Leave every picture out, and print the full listing again exactly.

START GIVEN RECORDS

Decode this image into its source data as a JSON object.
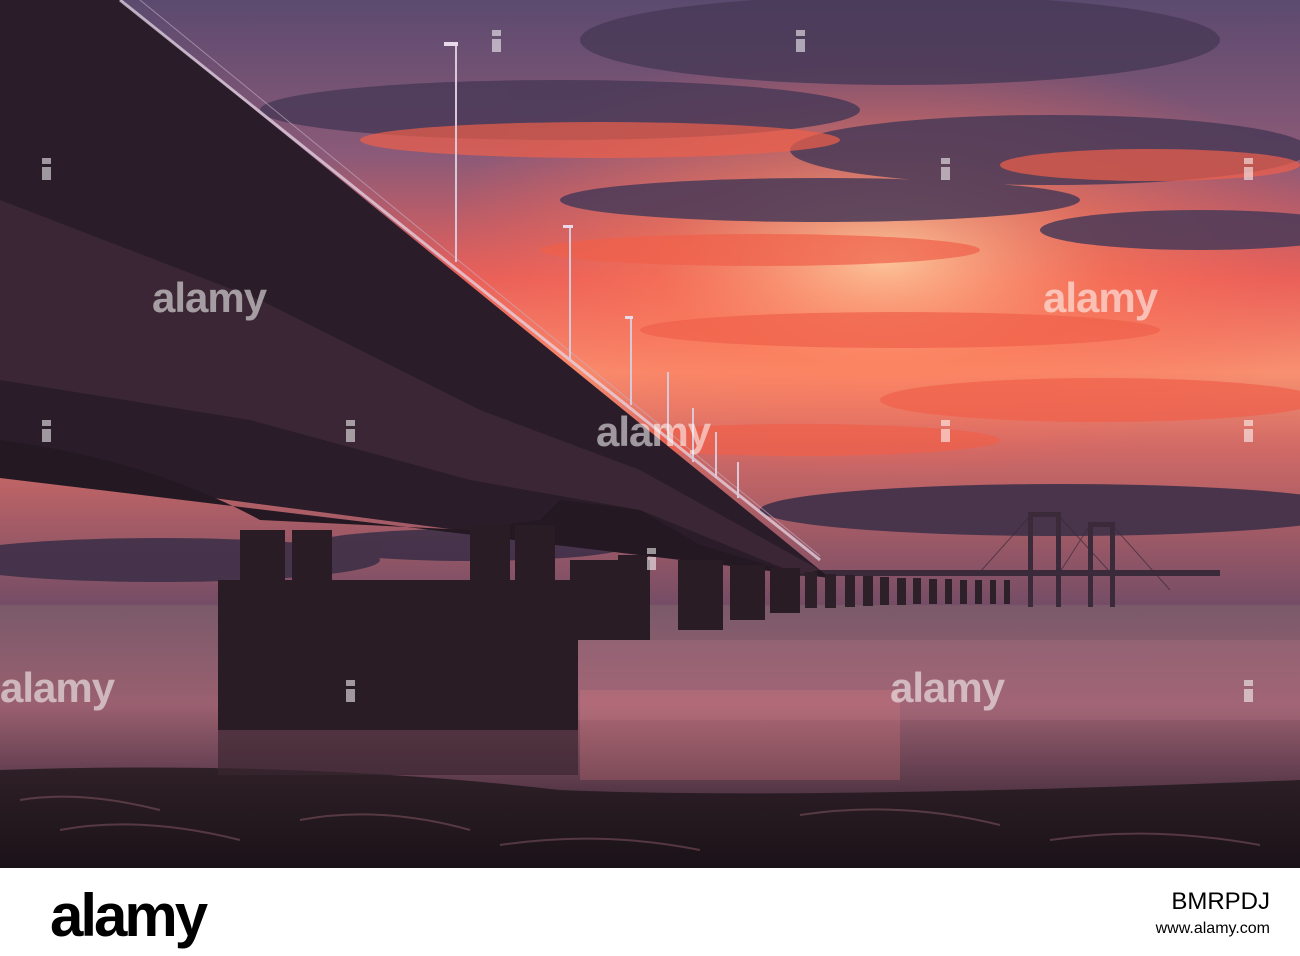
{
  "photo": {
    "subject": "bridge-at-sunset",
    "colors": {
      "sky_top": "#6a5a82",
      "sky_glow": "#f25a44",
      "cloud_dark": "#3e3048",
      "water": "#6e4a58",
      "silhouette": "#241822"
    }
  },
  "watermark": {
    "text": "alamy"
  },
  "footer": {
    "logo": "alamy",
    "stock_id": "BMRPDJ",
    "site": "www.alamy.com"
  }
}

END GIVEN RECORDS

#### EXERCISE SOLUTION:
Decode this image into its source data as a JSON object.
{
  "photo": {
    "subject": "bridge-at-sunset",
    "colors": {
      "sky_top": "#6a5a82",
      "sky_glow": "#f25a44",
      "cloud_dark": "#3e3048",
      "water": "#6e4a58",
      "silhouette": "#241822"
    }
  },
  "watermark": {
    "text": "alamy"
  },
  "footer": {
    "logo": "alamy",
    "stock_id": "BMRPDJ",
    "site": "www.alamy.com"
  }
}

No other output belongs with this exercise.